I’m not used to going out for pictures in winter: it’s cold, there’s almost nothing to photograph, and… it’s cold (yes I don’t like the cold)… So, the walking of the 11 January that I performed with the French naturalist association Des Espèces Parmi’Lyon was a great first for me (RIP to my fingers who passed away due to the cold ambient and the holding of the metal tube of my camera). With the small group of brave people who were with us, we lifted trees bark to discover the wildlife that had found refuge under it. And it paid off because not only did we find some interesting species, but I found two spider species that I had never met before!
One of the first animals we found was a pseudoscorpion; pseudoscorpions being an order within the Arachnida, just like spiders. They look like tiny scorpion without their tail. Some of them are frequently found under trees barks, and it’s difficult to go further than the order in the identification process.
Then we found some spiders. In a thick silk lodge as usual, a yellow Cheiracanthium sp. (Cheiracanthiidae) which was numbed by the cold. Under another tree bark piece, we found a new species for me, Porrhoclubiona leucapsis (Clubionidae) in a silk lodge, surrounded by a Corythucha ciliata (Tingidae) and two Arocatus roeselii (bugs belonging to the family Lygaeidae). Another Clubionidae was found: Clubiona cf. corticalis, the immature palpal bulbs meaning it’s a juvenile male, and we also found the second new species for me: Harpactea hombergi, a red Dysderidae with normal chelicerae and annelated legs!

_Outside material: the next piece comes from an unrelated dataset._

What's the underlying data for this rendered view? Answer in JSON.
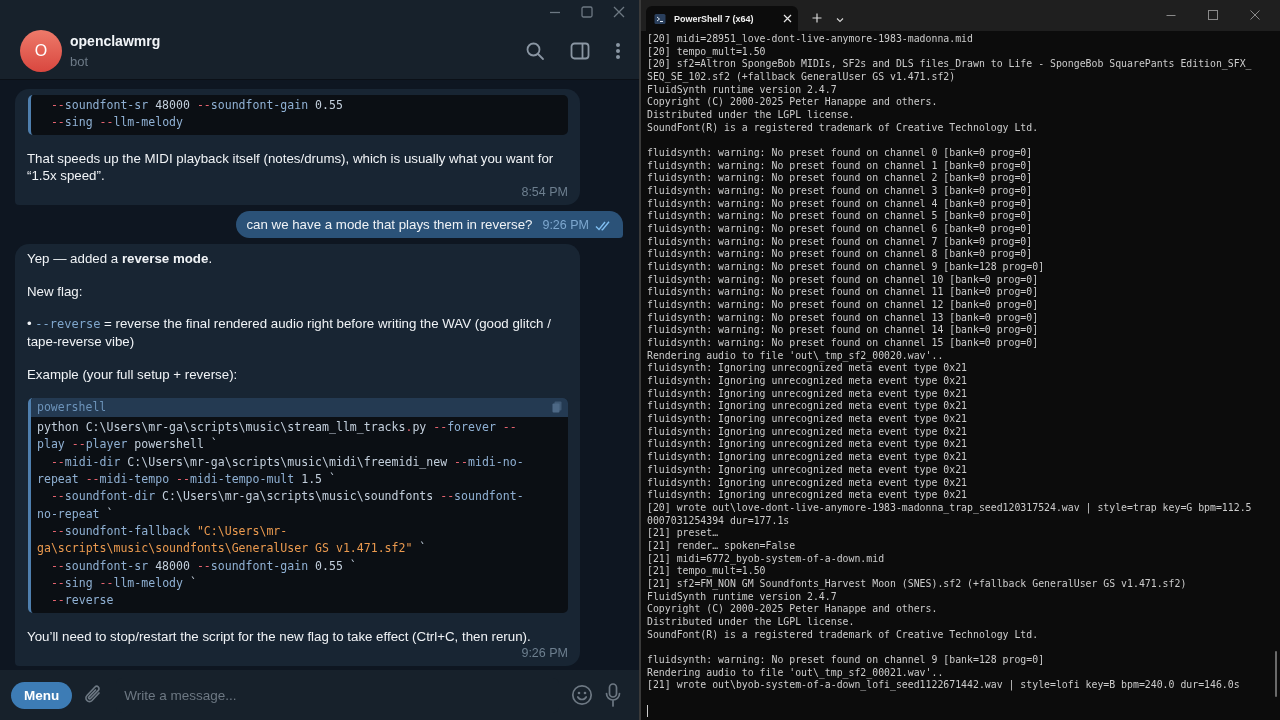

We also found a beetle: Stenomax aeneus (Tenebrionidae)
To end, some pics of the walking:
Last update: April 5, 2021